Saturday, May 29, 2010

The Tube Amp: May

Once again, in just under the gun! In case you haven't noticed, I generally get my posts a rollin' towards the end of the month. So plan accordingly. Anyway, on to the video!

:01 -- Here we have famously reclusive Jeff Mangum, brains behind Neutral Milk Hotel, who's actually come out of hiding a few times over the past year or two. This clip seems to be from the late 90s, although there's no date attached.

:20 -- Any of you gearheads know what kind of guitar he's got there? My first thought is an old Guild. This video goes to show, you don't need anything more than simple chords on a lone guitar when you have a voice and songwriting chops like that.

:44 -- Was that a grin? I don't think I've ever seen Mangum smile before...

1:12 -- I love this extended note he sings here, showing his ability to utilize his voice as a complementary instrument, not just a vehicle for his lyrics.

1:21 -- And that is only underscored by his humming the brass section's part over this small interlude. I was worried it'd come off as a little corny, but Mangum came through. The way he sings "Dee-dee-dee" with a tremble in his voice is so foreboding...

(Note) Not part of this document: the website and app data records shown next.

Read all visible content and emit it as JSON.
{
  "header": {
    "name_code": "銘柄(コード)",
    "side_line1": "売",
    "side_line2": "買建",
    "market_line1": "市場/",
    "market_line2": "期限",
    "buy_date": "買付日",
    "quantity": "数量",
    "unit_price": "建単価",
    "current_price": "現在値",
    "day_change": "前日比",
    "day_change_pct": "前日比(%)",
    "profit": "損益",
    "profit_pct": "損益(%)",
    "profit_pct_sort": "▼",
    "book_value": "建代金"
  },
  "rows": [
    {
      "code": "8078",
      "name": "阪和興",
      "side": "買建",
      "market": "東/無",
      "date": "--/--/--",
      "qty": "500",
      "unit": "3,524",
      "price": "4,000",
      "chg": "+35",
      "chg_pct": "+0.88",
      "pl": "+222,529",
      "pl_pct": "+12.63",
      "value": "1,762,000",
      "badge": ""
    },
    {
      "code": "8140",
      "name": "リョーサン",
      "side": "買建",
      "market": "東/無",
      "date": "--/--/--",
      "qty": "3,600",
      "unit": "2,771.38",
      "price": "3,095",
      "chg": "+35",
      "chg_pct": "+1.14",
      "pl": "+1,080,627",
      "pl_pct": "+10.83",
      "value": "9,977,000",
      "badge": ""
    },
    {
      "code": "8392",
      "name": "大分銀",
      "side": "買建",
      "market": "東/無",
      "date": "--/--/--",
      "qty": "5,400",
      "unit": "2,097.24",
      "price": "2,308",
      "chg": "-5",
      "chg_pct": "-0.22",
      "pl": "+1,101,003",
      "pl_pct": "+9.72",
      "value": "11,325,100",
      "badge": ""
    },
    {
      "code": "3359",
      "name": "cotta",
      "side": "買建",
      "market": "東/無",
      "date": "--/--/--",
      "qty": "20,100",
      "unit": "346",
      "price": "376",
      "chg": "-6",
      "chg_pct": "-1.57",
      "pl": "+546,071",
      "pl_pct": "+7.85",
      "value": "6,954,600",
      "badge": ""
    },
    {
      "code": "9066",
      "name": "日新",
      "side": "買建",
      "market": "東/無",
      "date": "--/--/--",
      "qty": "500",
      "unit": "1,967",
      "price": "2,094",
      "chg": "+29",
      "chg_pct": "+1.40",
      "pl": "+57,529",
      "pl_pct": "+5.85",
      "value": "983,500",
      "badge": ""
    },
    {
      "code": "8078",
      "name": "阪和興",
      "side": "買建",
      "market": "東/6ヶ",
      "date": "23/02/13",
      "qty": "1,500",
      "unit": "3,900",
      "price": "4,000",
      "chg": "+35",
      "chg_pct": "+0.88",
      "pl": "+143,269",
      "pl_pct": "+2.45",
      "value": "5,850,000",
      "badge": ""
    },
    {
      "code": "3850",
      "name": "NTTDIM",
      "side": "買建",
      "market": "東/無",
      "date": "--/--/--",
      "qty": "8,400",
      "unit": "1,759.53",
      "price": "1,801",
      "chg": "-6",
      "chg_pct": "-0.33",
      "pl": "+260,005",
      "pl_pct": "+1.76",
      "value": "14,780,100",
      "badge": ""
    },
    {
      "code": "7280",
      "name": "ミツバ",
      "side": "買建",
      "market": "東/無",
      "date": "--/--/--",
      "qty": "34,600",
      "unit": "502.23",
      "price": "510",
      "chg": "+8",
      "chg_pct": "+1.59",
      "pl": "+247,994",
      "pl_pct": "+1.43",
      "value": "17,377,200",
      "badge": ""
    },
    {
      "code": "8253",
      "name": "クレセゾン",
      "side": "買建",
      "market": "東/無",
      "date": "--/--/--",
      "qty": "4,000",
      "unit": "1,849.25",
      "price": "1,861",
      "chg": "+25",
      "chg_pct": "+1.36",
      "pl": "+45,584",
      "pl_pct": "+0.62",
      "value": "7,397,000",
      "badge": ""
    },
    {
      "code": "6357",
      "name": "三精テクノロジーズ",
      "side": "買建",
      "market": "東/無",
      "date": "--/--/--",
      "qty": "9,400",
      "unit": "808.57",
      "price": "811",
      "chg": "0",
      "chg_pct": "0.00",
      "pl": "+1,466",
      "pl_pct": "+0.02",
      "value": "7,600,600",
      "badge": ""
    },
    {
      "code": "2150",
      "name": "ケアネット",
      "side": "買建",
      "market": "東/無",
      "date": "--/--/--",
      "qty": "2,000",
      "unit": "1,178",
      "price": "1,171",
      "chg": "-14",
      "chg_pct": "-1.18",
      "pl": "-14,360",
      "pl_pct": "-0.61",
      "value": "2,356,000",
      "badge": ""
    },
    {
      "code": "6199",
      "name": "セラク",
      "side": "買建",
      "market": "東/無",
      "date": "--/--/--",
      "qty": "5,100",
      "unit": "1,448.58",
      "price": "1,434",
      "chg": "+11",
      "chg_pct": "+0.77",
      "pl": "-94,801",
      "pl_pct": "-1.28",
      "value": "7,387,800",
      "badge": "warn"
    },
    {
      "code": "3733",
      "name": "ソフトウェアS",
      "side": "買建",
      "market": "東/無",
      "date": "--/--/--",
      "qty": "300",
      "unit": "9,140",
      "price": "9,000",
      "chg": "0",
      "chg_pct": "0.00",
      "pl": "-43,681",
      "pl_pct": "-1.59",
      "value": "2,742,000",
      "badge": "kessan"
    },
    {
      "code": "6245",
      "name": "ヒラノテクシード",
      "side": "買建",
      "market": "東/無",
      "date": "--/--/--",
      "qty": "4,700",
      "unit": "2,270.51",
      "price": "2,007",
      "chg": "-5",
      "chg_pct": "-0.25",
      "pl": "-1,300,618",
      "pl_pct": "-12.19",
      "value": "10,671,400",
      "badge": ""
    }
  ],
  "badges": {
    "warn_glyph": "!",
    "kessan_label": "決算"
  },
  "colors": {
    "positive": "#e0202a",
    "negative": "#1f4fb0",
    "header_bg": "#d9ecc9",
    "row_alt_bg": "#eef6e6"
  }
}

1:56 -- That little paper star in the upper right corner reminds me of the school dance in Napoleon Dynamite...

2:15 -- "And now how I remember you, how I would push my fingers through your mouth to make those muscles move" is one of the creepier lyrical images I've heard.

2:48 -- I love how he holds notes like this, creating that creepy drone. Many of the instruments we hear on NMH songs play long, stretched notes like this (saw, horns)--it's a notable musical theme. He does this sort of vocal suspension in "Oh Comely" as well.

2:59 -- More "Dee"s for good measure.

3:28 -- Mangum always seems a unsteadily calm, just on the edge of cracking. Perhaps that has something to do with his seclusion.

3:49 -- How cool would it have been to be at that performance? Sounds like about thirty people in the house. If only.

For further HSW-penned reading on the band and its Mangum Opus (get it?), click here for a write-up of In the Aeroplane Over the Sea from a few years back.

Have a nice Memorial Day!

No comments: